Yin and Yang
February 12, 2014
When you are a parent of more than one child, it is only natural to make comparisons between them. Who’s with me?
When my eldest was born I had no idea what I was doing – but who does? Just like any other new mom, I ended up learning alongside my daughter the joys (and pains) of parenthood. She was a great sleeper, started talking early on, and followed directions just as we asked. Every month when I got my obligatory email from one of the million parenting newsletters that told me what my child “should” be doing at that age, I was always able to check off the list with ease. Two years later when her brother came along, I logically assumed the same would happen with him. It did not.
But how do we as parents keep ourselves from comparing children? After all, society is constantly comparing. Normal as it is, comparing can be a recipe for stress. It can also prevent us from fully appreciating what our kids are accomplishing. Here are some common comparison traps — and how to sidestep them:
- As moms, we’re encouraged to watch for any development problems or delays and to get help right away with anything we notice. So it’s no wonder we’re constantly wondering what’s normal and what’s not. Sidestep the trap: Research shows that as long as your child is reaching milestones within the normal range, how quickly he reaches them has no bearing on his later skills.
- Some babies sleep like a dream, while others fight bedtime with every ounce of vigor in their little bodies. Sidestep the trap: Like milestones, sleep styles vary. What works for one child can bomb for another. Instead of dwelling on all the super sleepers out there, focus on finding a solution so that you can get some sleep.

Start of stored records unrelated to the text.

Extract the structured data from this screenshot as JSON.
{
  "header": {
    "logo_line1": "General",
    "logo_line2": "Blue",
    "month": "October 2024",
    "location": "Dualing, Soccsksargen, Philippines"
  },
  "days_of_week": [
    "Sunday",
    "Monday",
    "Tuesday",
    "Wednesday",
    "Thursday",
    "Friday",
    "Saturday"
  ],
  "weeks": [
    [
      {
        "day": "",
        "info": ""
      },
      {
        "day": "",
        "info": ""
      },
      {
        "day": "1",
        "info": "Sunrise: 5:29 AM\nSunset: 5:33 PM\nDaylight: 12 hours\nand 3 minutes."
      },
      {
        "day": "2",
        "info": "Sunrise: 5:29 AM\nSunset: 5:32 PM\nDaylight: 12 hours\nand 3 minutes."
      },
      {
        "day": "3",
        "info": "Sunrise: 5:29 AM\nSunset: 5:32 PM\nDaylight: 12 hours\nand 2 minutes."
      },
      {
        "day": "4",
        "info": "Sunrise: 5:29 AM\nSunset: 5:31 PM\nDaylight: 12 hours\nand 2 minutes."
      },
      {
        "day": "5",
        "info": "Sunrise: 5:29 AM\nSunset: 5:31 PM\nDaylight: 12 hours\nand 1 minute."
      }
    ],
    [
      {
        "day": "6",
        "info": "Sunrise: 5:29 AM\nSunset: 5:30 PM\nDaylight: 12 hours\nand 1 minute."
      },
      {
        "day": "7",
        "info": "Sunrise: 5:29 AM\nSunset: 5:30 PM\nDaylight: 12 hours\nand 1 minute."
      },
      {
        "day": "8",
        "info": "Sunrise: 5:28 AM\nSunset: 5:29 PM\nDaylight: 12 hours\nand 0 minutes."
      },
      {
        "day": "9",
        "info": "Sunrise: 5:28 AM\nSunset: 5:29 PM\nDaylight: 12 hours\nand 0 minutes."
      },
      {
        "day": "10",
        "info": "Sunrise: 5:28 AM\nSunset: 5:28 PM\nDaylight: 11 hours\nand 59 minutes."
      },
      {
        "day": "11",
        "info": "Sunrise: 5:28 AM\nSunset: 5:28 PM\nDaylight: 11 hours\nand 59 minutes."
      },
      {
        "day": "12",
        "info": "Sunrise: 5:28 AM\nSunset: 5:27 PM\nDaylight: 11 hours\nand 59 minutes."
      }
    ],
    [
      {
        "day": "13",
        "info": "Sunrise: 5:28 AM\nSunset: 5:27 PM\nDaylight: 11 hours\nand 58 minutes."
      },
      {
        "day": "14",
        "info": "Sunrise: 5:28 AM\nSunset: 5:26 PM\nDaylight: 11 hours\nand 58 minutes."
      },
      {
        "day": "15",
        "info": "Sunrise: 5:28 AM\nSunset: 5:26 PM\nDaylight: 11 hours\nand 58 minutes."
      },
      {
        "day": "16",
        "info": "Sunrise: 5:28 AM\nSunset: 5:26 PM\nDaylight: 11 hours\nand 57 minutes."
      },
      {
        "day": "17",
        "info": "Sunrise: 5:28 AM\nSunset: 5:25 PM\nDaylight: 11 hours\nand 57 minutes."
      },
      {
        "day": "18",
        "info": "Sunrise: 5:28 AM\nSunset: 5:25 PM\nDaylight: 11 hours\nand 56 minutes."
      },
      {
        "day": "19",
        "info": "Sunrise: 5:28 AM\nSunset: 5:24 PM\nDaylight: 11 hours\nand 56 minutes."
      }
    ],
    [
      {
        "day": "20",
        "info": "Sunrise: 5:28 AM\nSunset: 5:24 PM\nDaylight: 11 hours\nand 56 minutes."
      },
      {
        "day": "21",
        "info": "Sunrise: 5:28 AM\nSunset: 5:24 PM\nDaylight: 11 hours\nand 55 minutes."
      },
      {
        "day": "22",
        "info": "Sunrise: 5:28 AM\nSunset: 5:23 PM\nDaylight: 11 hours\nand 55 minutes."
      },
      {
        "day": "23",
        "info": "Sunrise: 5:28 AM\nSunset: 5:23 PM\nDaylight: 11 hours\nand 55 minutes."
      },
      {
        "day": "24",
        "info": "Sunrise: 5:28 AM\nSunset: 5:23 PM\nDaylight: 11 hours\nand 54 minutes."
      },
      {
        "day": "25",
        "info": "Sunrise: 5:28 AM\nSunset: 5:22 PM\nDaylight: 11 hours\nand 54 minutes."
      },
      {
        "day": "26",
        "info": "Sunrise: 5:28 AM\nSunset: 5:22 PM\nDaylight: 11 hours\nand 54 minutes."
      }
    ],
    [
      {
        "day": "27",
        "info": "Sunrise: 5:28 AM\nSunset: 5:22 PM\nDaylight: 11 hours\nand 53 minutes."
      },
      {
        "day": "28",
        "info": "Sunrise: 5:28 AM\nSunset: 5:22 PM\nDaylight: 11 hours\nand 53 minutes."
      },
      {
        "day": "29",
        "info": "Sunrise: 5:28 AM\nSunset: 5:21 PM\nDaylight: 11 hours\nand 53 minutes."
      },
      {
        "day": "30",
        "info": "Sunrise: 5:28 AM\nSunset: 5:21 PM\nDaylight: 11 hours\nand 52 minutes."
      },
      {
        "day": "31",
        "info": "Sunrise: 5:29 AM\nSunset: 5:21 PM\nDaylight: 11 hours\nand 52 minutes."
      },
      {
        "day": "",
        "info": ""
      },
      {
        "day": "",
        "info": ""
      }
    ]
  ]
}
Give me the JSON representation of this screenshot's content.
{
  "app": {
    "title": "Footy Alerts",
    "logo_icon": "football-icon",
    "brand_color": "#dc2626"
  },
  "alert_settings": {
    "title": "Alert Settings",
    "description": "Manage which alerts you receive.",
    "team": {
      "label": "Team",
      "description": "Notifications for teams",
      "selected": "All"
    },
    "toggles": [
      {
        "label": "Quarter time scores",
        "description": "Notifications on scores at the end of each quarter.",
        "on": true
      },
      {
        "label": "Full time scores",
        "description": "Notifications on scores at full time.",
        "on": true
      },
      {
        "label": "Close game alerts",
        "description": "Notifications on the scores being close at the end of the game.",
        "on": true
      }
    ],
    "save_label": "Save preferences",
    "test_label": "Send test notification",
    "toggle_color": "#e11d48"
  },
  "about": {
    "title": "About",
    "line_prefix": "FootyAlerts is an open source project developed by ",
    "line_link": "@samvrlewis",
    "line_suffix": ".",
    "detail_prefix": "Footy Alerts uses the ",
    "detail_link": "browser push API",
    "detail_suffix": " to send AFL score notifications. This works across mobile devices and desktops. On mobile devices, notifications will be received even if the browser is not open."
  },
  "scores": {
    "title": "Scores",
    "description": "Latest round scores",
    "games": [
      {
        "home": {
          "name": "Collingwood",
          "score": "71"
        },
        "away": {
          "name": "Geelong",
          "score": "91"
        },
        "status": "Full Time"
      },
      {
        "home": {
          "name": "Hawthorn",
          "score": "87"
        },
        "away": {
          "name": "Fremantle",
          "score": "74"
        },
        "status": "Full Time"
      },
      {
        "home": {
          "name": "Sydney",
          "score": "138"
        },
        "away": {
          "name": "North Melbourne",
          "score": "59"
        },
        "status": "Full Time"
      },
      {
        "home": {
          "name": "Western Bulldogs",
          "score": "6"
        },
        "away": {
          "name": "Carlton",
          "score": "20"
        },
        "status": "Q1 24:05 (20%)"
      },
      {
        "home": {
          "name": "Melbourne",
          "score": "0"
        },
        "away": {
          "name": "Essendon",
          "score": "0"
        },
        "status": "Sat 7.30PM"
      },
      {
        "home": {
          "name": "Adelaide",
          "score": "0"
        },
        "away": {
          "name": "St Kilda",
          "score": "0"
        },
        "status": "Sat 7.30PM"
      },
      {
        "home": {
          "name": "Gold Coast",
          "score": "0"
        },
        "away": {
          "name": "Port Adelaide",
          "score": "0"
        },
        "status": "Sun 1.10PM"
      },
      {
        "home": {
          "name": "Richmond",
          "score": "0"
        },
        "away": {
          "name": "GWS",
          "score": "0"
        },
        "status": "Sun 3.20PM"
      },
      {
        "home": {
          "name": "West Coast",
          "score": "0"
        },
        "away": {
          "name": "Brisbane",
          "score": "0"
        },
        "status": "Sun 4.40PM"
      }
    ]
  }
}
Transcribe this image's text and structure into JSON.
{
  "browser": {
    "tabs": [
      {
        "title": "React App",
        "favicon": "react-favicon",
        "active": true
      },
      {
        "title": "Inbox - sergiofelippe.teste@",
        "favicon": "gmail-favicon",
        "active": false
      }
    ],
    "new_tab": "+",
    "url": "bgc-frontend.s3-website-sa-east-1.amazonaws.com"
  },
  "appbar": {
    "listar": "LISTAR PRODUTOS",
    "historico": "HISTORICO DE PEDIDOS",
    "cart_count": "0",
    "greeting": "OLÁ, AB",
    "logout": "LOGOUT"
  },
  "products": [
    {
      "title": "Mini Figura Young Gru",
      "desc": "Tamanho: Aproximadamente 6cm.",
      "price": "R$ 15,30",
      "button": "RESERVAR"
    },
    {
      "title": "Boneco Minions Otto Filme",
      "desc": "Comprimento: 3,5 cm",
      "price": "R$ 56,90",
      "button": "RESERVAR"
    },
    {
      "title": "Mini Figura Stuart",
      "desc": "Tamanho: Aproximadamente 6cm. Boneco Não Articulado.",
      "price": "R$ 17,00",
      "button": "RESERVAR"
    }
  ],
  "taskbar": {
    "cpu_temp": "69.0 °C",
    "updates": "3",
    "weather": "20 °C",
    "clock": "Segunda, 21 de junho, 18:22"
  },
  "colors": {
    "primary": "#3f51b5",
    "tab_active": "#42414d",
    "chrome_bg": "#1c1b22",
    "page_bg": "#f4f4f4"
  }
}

- Our children may “belong” to us, but we don’t own their temperaments. Still, it’s hard not to shrink in shame when our kids tear hysterically around the library or refuse to meet new people. Sidestep the trap: For all you know, the calm, beribboned little girl at story time may have had a monster meltdown that very morning.